WASHINGTON – A recent report from the Defense Department’s inspector general alleges that President Trump’s internal health clinic violated the law by offering an array of healthcare and pharmaceutical services to ineligible White House staff. The investigation, initiated in 2018 following complaints about improper medical practices, involved interviews with more than 120 officials, including hospital administrators, military medical providers, and pharmacists, in addition to on-site visits and the scrutiny of numerous documents.

“We concluded that all phases of the White House Medical Unit’s pharmacy operations had severe and systemic problems,” the report reads.

Notably, medications, including controlled substances like fentanyl, were dispensed to individuals who were not eligible for such services. The medical unit ordered significant quantities of drugs, including four separate orders of fentanyl, two orders of morphine and two orders of ketamine during the first nine months of 2019.

Compounding the problem, controlled medications such as Ambien and Provigil were distributed without verifying the patient’s identity. A witness even revealed that “Dr. [X] asked if I could hook up this person with some Provigil as a parting gift for leaving the White House … in the unit, it was authorized for us to do that kind of stuff.”

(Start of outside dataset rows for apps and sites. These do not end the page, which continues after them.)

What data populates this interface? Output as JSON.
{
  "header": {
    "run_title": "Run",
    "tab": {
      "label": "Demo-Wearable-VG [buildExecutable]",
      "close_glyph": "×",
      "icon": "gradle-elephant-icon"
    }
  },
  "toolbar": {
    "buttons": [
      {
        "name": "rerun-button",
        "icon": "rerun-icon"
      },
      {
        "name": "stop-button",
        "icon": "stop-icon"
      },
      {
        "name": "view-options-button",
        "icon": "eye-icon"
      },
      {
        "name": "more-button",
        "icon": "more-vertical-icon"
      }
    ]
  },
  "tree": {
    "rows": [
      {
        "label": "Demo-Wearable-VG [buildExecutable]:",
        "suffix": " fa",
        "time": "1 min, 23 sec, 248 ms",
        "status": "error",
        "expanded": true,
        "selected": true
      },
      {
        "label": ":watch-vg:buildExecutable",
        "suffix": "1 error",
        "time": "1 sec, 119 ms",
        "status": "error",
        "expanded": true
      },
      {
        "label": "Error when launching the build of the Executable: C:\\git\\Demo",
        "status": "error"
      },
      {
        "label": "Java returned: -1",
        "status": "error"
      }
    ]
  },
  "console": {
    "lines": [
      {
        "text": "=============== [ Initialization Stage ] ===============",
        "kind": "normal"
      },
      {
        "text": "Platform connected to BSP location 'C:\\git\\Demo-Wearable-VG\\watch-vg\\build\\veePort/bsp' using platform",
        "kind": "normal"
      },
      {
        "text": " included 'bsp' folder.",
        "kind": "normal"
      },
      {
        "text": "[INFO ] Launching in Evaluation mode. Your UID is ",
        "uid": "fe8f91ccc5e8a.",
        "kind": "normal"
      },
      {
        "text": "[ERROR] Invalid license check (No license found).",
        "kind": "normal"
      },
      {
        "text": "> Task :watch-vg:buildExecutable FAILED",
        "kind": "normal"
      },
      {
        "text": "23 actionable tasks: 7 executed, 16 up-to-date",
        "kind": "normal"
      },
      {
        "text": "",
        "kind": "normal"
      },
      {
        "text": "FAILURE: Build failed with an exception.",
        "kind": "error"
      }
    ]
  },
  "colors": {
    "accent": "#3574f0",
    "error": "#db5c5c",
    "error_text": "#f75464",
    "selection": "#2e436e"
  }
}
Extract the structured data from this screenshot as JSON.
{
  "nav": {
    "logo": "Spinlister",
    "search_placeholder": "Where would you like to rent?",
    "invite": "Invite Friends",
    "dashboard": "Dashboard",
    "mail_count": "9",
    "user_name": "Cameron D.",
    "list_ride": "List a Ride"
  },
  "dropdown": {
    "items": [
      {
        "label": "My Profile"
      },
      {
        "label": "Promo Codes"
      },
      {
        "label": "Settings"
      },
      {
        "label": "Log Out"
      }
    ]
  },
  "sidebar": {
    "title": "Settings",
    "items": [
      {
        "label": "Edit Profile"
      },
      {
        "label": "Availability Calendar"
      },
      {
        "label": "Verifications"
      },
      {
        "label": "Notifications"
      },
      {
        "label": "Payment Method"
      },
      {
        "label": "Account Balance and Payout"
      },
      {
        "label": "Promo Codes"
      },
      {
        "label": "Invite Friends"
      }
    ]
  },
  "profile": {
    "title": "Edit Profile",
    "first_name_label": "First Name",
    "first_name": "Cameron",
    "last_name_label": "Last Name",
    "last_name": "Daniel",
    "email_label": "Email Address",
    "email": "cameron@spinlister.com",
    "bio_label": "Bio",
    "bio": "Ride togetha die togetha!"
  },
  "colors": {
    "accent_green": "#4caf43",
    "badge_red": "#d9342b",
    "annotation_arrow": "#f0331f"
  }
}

Furthermore, the report highlights a failure to segregate records for Schedule II drugs, such as fentanyl and oxycodone, from records for other medications, as required by federal regulations. 

“Additionally, the White House Medical Unit did not implement pharmaceutical management processes to deter the risk of diversion,” the report reads. “DEA registrants must ensure the adequacy of the system for monitoring the receipt, distribution, and disposition of controlled substances in its operations.”

Because of the unit’s practices, multiple former White House Medical Unit providers requested an early departure from the unit.

In response, the Pentagon IG’s office is recommending a series of policy changes.

“We recommend that the Director of the Defense Health Agency, in coordination with the White House Medical Unit Director, develop policy and procedures to manage controlled and non‑controlled medications, including, at a minimum, procurement, storage and inventory, prescribing and dispensing, and disposal,” the report stated.